The officer returned later with the chief of police and, according to Boyd, again refused to provide answers. When they walked away, Boyd scolded the officers by saying, “This is the USA, not the Soviet Union. Shame on you, you need to repent . . . I am not disrespecting you; I respect your office, but not your manner. This is America.”
Boyd said that when he uttered the word “repent,” the officers turned back around and took him into police custody.
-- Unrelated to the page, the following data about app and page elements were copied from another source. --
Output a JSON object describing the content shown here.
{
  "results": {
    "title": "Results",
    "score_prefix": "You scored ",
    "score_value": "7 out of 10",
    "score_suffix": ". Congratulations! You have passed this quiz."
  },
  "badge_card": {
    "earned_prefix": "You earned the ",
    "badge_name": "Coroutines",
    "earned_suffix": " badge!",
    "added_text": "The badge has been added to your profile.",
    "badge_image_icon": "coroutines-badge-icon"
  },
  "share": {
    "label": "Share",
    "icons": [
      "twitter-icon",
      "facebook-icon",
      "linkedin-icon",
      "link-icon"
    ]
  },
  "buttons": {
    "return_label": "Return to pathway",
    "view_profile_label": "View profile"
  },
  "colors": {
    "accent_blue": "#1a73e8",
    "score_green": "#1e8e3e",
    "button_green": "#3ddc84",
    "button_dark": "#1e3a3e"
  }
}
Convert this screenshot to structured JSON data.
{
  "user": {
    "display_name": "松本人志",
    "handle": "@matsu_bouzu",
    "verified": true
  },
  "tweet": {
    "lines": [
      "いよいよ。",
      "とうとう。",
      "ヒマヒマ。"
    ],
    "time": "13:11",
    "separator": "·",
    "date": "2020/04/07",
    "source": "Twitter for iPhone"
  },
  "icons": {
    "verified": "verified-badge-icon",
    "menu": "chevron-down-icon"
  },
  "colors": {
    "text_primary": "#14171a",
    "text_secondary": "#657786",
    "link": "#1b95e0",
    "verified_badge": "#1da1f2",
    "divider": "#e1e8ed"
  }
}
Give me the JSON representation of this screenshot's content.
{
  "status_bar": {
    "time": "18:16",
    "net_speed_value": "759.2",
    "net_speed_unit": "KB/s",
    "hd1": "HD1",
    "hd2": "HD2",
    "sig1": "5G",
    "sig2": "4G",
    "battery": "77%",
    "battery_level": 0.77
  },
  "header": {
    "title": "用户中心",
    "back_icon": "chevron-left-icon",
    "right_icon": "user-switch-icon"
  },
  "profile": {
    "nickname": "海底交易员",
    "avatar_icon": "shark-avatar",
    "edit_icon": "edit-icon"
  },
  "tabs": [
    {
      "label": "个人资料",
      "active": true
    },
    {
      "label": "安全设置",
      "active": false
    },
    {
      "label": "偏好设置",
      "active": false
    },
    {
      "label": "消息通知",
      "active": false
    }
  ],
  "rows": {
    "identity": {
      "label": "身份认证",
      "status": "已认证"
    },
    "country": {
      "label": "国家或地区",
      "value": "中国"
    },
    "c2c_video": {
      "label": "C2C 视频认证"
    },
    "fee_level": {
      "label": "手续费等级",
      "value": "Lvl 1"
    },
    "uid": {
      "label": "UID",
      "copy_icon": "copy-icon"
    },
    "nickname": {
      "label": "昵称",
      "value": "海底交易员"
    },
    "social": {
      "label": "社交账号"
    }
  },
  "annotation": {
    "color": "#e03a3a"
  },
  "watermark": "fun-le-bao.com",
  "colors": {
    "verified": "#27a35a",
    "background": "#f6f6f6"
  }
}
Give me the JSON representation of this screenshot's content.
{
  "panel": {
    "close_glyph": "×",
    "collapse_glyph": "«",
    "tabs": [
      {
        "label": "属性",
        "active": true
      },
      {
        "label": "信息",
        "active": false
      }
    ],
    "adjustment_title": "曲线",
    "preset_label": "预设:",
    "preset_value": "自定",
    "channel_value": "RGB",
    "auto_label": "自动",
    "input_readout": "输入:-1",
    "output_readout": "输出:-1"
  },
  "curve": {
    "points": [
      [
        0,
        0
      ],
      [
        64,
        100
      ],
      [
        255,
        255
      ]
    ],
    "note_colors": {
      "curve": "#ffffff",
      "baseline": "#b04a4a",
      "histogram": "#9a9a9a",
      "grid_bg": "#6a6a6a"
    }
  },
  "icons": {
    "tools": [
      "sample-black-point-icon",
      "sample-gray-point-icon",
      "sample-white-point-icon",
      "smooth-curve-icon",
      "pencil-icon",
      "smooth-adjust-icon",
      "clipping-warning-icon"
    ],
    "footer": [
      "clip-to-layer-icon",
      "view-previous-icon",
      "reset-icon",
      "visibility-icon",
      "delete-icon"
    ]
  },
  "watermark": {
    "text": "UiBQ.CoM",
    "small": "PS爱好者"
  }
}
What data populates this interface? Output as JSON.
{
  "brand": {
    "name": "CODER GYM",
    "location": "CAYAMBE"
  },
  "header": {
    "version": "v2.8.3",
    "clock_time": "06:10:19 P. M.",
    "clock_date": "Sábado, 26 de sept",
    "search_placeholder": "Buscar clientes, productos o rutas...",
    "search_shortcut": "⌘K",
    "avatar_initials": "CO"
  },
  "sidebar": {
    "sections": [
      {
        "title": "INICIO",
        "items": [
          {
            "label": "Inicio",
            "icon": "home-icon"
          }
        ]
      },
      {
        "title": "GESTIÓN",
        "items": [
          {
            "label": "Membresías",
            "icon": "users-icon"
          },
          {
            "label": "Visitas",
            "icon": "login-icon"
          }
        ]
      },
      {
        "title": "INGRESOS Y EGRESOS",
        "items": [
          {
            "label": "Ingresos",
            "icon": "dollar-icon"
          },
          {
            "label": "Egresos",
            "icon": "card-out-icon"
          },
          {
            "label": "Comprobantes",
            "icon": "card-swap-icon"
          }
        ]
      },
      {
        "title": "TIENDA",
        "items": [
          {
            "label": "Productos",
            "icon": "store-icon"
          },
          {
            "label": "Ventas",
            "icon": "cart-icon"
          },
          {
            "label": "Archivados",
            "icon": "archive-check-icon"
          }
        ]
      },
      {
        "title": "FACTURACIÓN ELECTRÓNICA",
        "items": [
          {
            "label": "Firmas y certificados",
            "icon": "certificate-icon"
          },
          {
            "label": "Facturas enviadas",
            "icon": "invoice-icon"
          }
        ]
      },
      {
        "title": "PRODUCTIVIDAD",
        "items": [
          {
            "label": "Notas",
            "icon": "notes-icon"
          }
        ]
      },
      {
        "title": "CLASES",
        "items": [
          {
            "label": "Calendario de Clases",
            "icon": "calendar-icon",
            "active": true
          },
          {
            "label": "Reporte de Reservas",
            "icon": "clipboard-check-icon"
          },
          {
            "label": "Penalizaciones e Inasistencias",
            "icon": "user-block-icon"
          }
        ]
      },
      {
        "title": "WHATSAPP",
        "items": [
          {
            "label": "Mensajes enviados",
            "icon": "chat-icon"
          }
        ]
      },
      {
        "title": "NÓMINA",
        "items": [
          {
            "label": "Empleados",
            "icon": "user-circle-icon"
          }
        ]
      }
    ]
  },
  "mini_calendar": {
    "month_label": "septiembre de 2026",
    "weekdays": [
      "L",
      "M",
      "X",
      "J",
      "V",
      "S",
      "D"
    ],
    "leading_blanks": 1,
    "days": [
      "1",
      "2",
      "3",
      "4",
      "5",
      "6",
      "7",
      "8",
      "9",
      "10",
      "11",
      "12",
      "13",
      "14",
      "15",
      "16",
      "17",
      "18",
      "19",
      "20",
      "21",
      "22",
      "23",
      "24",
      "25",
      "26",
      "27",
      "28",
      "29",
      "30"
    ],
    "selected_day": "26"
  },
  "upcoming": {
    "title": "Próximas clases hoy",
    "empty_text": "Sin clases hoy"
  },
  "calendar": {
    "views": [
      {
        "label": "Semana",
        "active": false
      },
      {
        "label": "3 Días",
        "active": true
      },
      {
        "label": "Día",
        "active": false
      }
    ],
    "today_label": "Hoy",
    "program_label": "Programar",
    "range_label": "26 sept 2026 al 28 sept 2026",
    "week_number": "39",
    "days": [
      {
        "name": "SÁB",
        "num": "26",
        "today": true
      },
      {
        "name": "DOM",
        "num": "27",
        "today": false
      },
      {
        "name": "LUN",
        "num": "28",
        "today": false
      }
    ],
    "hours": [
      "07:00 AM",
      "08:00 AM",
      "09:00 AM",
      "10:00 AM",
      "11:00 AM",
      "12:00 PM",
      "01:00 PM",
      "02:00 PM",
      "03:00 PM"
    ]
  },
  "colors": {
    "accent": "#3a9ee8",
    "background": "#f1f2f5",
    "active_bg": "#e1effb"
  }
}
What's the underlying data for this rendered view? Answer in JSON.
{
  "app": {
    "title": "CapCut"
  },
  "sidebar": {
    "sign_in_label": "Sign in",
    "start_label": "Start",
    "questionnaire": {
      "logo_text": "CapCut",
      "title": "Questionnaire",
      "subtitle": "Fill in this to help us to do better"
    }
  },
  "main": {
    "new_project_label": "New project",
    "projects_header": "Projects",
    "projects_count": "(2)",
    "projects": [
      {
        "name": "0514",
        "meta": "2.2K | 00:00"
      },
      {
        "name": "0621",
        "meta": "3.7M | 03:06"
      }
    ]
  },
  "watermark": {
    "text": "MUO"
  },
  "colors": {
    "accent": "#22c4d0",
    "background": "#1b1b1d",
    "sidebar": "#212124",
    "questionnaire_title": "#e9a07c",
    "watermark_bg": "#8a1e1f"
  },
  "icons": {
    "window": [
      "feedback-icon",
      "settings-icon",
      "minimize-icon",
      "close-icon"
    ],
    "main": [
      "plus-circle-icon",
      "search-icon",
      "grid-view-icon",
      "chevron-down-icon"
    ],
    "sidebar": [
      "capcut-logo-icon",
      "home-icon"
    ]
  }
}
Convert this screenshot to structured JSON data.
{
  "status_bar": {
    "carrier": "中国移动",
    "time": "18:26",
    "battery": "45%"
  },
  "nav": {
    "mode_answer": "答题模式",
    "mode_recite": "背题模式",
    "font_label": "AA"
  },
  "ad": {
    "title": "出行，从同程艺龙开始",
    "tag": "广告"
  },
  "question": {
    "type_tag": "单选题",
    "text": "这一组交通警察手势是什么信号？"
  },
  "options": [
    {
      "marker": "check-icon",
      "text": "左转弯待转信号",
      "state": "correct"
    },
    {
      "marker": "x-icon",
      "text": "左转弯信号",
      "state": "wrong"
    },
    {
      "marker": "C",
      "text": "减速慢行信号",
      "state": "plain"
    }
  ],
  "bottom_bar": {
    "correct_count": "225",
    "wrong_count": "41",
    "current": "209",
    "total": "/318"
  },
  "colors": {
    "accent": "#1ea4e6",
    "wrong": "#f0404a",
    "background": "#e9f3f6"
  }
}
He was transported to the Onslow County Jail approximately 45 minutes away, where he was held on $500 bond.
Boyd was then charged with disorderly conduct for “making utterances and using abusive language, intended and plainly likely to produce immediate violent retaliation” against the police.
Days later, District Attorney Ernest Lee advised Boyd that the case had been dismissed, citing “insufficient evidence to warrant prosecution.”
“[T]he verbal conduct in question must not only meet the definition of the [disorderly conduct] statute, but the verbal conduct must also not be constitutionally protected speech,” he wrote in documents filed with the court. “[B]ased upon the applicable law and the evidence leading to this charge, there is insufficient evidence to prove beyond a reasonable doubt that Jesse Michael Boyd is guilty of disorderly conduct.”
The Rutherford Institute is now working to ensure that the Holly Ridge Police Department respects the free speech rights of all citizens in light of the incident.
“[O]n behalf of Mr. Boyd and Mr. Springer, the Institute demands that the Town take immediate action to rectify the grievous wrongs that were done to them by the Holly Ridge officers acting under color of their office,” the demand letter states. “Given that these officers were clearly ignorant of the dictates of the Constitution they swore to uphold, as well as the constitutional rights of those they are duty-bound to protect, we seek your assurance that government officials will take proactive measures to ensure that officers demonstrate proper regard for the First Amendment in their future interactions with citizens.”
The legal organization also sought revisions to the town’s current noise ordinance, which it asserts is vague. A response was requested by August 10th.